[EXERCISE DATA — start]

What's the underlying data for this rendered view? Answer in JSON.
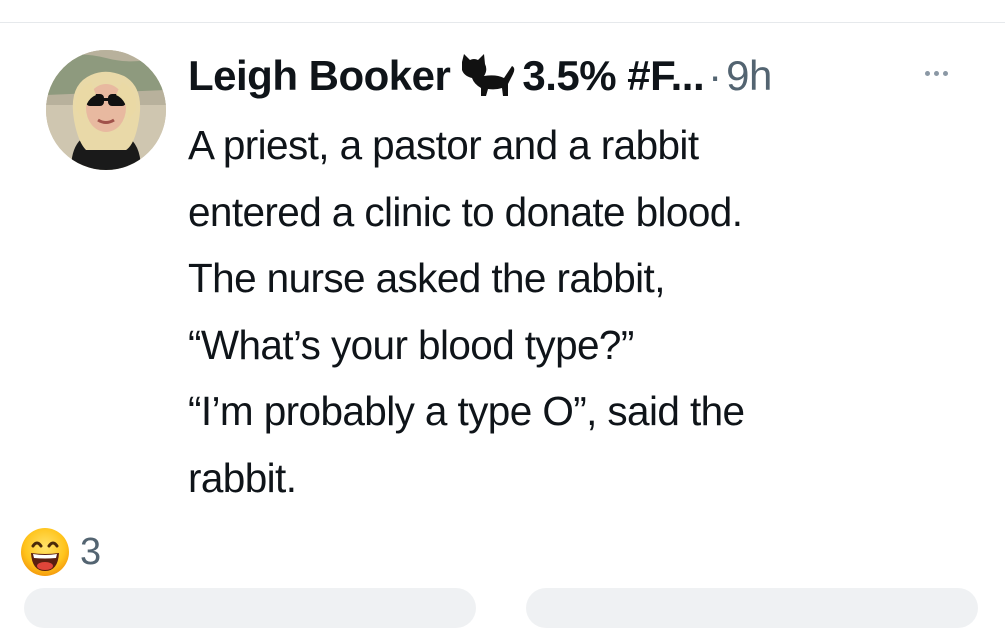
{
  "post": {
    "display_name": "Leigh Booker",
    "name_icon": "black-cat-icon",
    "handle": "3.5% #F...",
    "separator": "·",
    "time": "9h",
    "body_lines": [
      "A priest, a pastor and a rabbit",
      "entered a clinic to donate blood.",
      "The nurse asked the rabbit,",
      "“What’s your blood type?”",
      "“I’m probably a type O”, said the",
      "rabbit."
    ]
  },
  "reaction": {
    "icon": "grinning-face-emoji-icon",
    "count": "3"
  },
  "colors": {
    "text": "#0f1419",
    "secondary": "#536471",
    "divider": "#e6e9ec"
  }
}
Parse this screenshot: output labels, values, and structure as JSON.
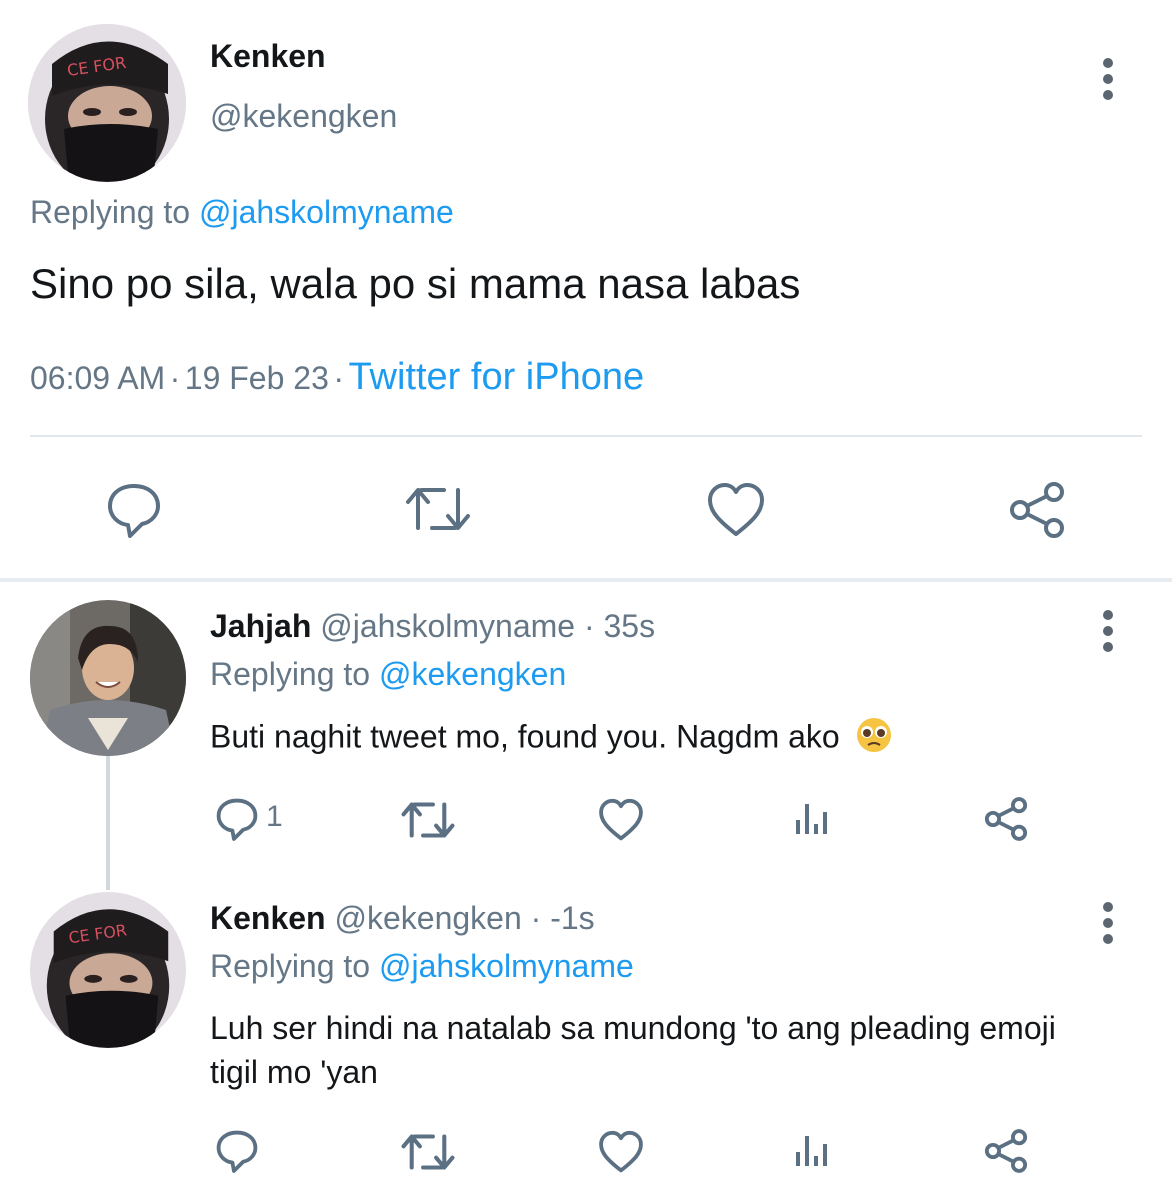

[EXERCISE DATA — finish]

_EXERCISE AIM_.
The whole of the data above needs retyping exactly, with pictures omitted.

_ANSWER SPACE_.
What's the underlying data for this rendered view? Answer in JSON.
{
  "post": {
    "display_name": "Leigh Booker",
    "name_icon": "black-cat-icon",
    "handle": "3.5% #F...",
    "separator": "·",
    "time": "9h",
    "body_lines": [
      "A priest, a pastor and a rabbit",
      "entered a clinic to donate blood.",
      "The nurse asked the rabbit,",
      "“What’s your blood type?”",
      "“I’m probably a type O”, said the",
      "rabbit."
    ]
  },
  "reaction": {
    "icon": "grinning-face-emoji-icon",
    "count": "3"
  },
  "colors": {
    "text": "#0f1419",
    "secondary": "#536471",
    "divider": "#e6e9ec"
  }
}
Parse this screenshot: output labels, values, and structure as JSON.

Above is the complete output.